Earlier this week I delivered my talk to 400 sixth form students at Queen Elizabeth School in Wimborne, as part of my involvement in the Young Chamber initiative through the Dorset Chamber of Commerce and Industry. Their aim is to bridge the gap between businesses and schools and provide students with the skills and knowledge that will be useful when they enter the world of work. I think it went well… but only the students themselves can testify to the relevance and the quality.
Thank you for all those who responded to my blog last week. You supplied some really useful insights, much of which I used to help shape the content of my presentation. It set me up nicely.
I was looking forward to the talk but a dose of reality hit me early on when I asked if anyone in the audience was really excited about the prospect of a talk from some bald bloke about money, it’s perspective and the importance of managing finances. Sure, a slightly loaded question and I was delighted when one student put their hand up.
I then asked who was mildly interested at the prospect of such a talk. Yet again, one hand up went up. That left the other 398… tough gig coming up I thought!
In truth, I reckon many were too shy to show their interest and perhaps it’s just not cool to admit that understanding more about finances when you are aged 17 or 18 stimulates you. It again made me think how this subject matter should be introduced at a much earlier age and be examinable as a compulsory subject at GCSE level.

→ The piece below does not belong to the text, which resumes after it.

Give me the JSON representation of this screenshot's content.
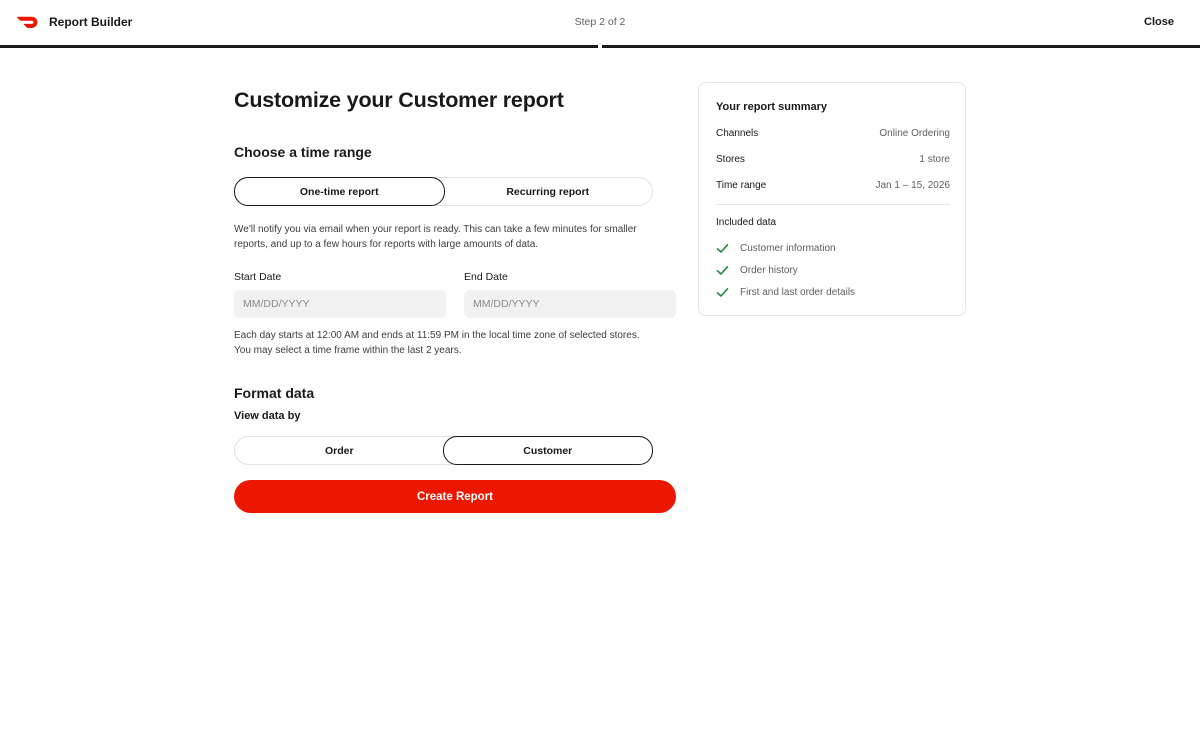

The good news is that they did engage and they provided useful feedback stating that they found the difference between good and bad debt interesting. The magic of compound interest clearly engaged others, as did the importance of setting goals and always having a structured plan that they should evaluate on a frequent basis.
I stated that approximately 4 out of 5 businesses fail and ran through the reasons why. Interestingly enough, there are similarities between the failures in business and the trouble people get into with their own money:

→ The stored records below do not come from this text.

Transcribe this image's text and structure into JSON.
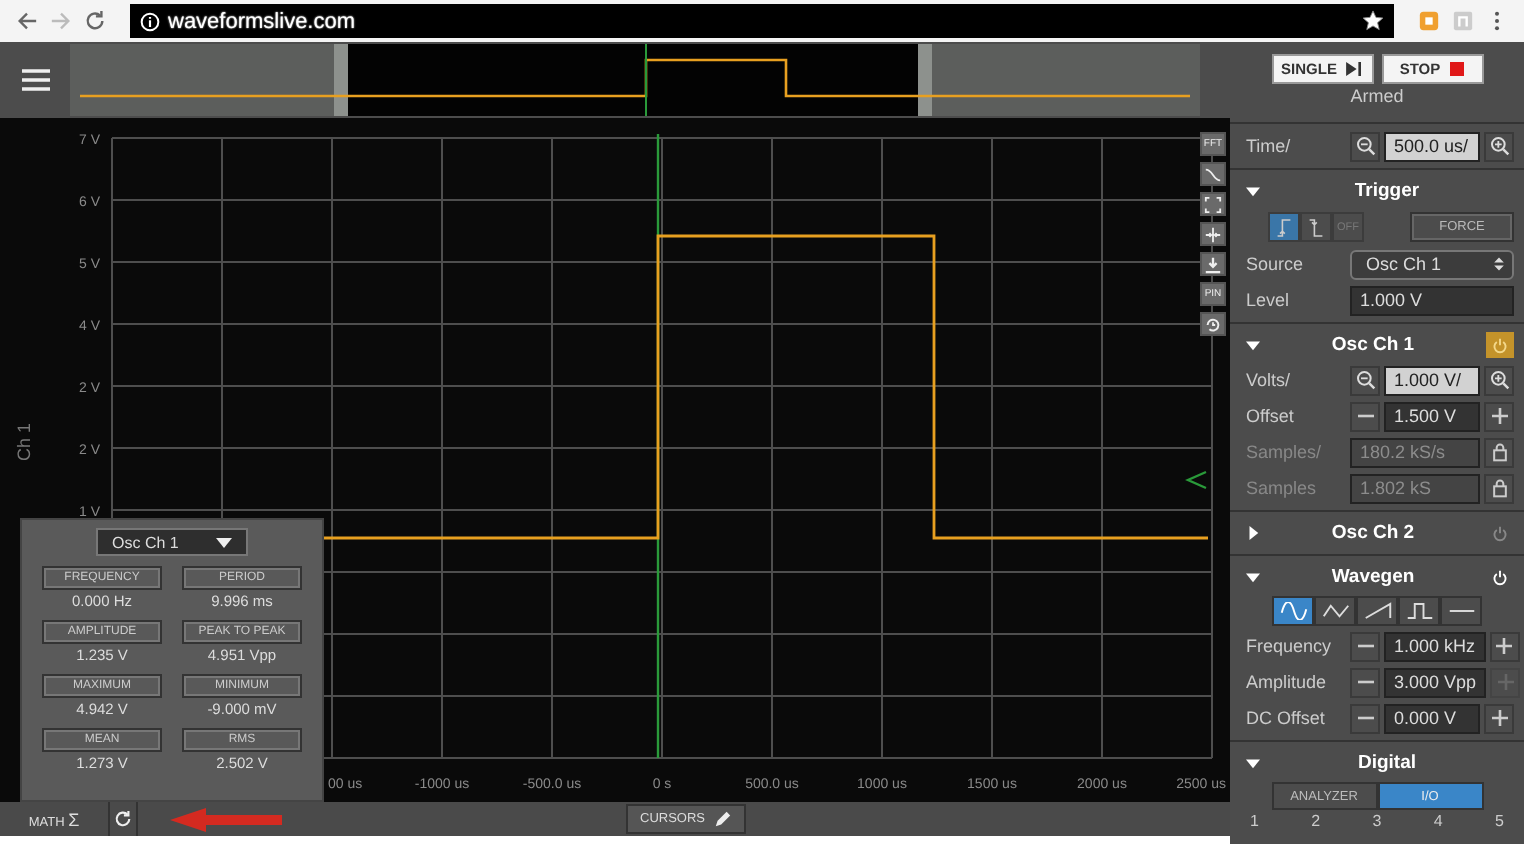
{
  "browser": {
    "url": "waveformslive.com"
  },
  "acquisition": {
    "buttons": [
      {
        "kind": "single",
        "label": "SINGLE"
      },
      {
        "kind": "stop",
        "label": "STOP"
      }
    ],
    "status": "Armed"
  },
  "plot": {
    "channel_label": "Ch 1",
    "y_labels": [
      "7 V",
      "6 V",
      "5 V",
      "4 V",
      "2 V",
      "2 V",
      "1 V"
    ],
    "x_labels": [
      "00 us",
      "-1000 us",
      "-500.0 us",
      "0 s",
      "500.0 us",
      "1000 us",
      "1500 us",
      "2000 us",
      "2500 us"
    ]
  },
  "side_tools": [
    {
      "kind": "text",
      "label": "FFT"
    },
    {
      "kind": "curve"
    },
    {
      "kind": "fit"
    },
    {
      "kind": "split"
    },
    {
      "kind": "download"
    },
    {
      "kind": "text",
      "label": "PIN"
    },
    {
      "kind": "history"
    }
  ],
  "measurements": {
    "source": "Osc Ch 1",
    "items": [
      {
        "label": "FREQUENCY",
        "value": "0.000 Hz"
      },
      {
        "label": "PERIOD",
        "value": "9.996 ms"
      },
      {
        "label": "AMPLITUDE",
        "value": "1.235 V"
      },
      {
        "label": "PEAK TO PEAK",
        "value": "4.951 Vpp"
      },
      {
        "label": "MAXIMUM",
        "value": "4.942 V"
      },
      {
        "label": "MINIMUM",
        "value": "-9.000 mV"
      },
      {
        "label": "MEAN",
        "value": "1.273 V"
      },
      {
        "label": "RMS",
        "value": "2.502 V"
      }
    ]
  },
  "bottom_bar": {
    "math_label": "MATH",
    "math_symbol": "Σ",
    "cursors_label": "CURSORS"
  },
  "time": {
    "label": "Time/",
    "value": "500.0 us/"
  },
  "sections": [
    {
      "kind": "trigger",
      "title": "Trigger",
      "expanded": true,
      "edges": [
        {
          "kind": "rising",
          "selected": true
        },
        {
          "kind": "falling",
          "selected": false
        },
        {
          "kind": "off",
          "label": "OFF",
          "selected": false
        }
      ],
      "force": "FORCE",
      "rows": [
        {
          "kind": "select",
          "label": "Source",
          "value": "Osc Ch 1",
          "disabled": false
        },
        {
          "kind": "plain",
          "label": "Level",
          "value": "1.000 V",
          "disabled": false
        }
      ]
    },
    {
      "kind": "channel",
      "title": "Osc Ch 1",
      "expanded": true,
      "power": true,
      "rows": [
        {
          "kind": "zoom",
          "label": "Volts/",
          "value": "1.000 V/",
          "disabled": false
        },
        {
          "kind": "stepper",
          "label": "Offset",
          "value": "1.500 V",
          "disabled": false,
          "plus_disabled": false
        },
        {
          "kind": "locked",
          "label": "Samples/",
          "value": "180.2 kS/s",
          "disabled": true
        },
        {
          "kind": "locked",
          "label": "Samples",
          "value": "1.802 kS",
          "disabled": true
        }
      ]
    },
    {
      "kind": "channel",
      "title": "Osc Ch 2",
      "expanded": false,
      "power": false
    },
    {
      "kind": "wavegen",
      "title": "Wavegen",
      "expanded": true,
      "power": true,
      "waves": [
        {
          "kind": "sine",
          "selected": true
        },
        {
          "kind": "triangle",
          "selected": false
        },
        {
          "kind": "sawtooth",
          "selected": false
        },
        {
          "kind": "square",
          "selected": false
        },
        {
          "kind": "dc",
          "selected": false
        }
      ],
      "rows": [
        {
          "kind": "stepper",
          "label": "Frequency",
          "value": "1.000 kHz",
          "disabled": false,
          "plus_disabled": false
        },
        {
          "kind": "stepper",
          "label": "Amplitude",
          "value": "3.000 Vpp",
          "disabled": false,
          "plus_disabled": true
        },
        {
          "kind": "stepper",
          "label": "DC Offset",
          "value": "0.000 V",
          "disabled": false,
          "plus_disabled": false
        }
      ]
    },
    {
      "kind": "digital",
      "title": "Digital",
      "expanded": true,
      "modes": [
        {
          "label": "ANALYZER",
          "selected": false
        },
        {
          "label": "I/O",
          "selected": true
        }
      ],
      "pins": [
        "1",
        "2",
        "3",
        "4",
        "5"
      ]
    }
  ]
}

- Failure to plan
- Not looking after cash-flow
- Not evaluating frequently and changing spending patterns according to circumstances.
I then introduced the 7IM and their app, which showed the students how to plan and model scenarios through an interactive platform available via Blue Sky. They were encouraged to engage via a video link from Justin Urquhart Stewart, filmed specifically for the event.
Finally, I finished off by encouraging them to dream. Not to be constrained by others’ opinions, not to be affected by negative news-flow and not to be afraid to take risks.
I urged them not to let fears stand in the way of their potential. Arguably, the best investment they could ever make is in themselves.
Same advice goes for us adults. Live the life you want. Explore the possibilities and you may be pleasantly surprised at what may be on offer.
By Gary Neild, MD of Blue Sky Financial Planning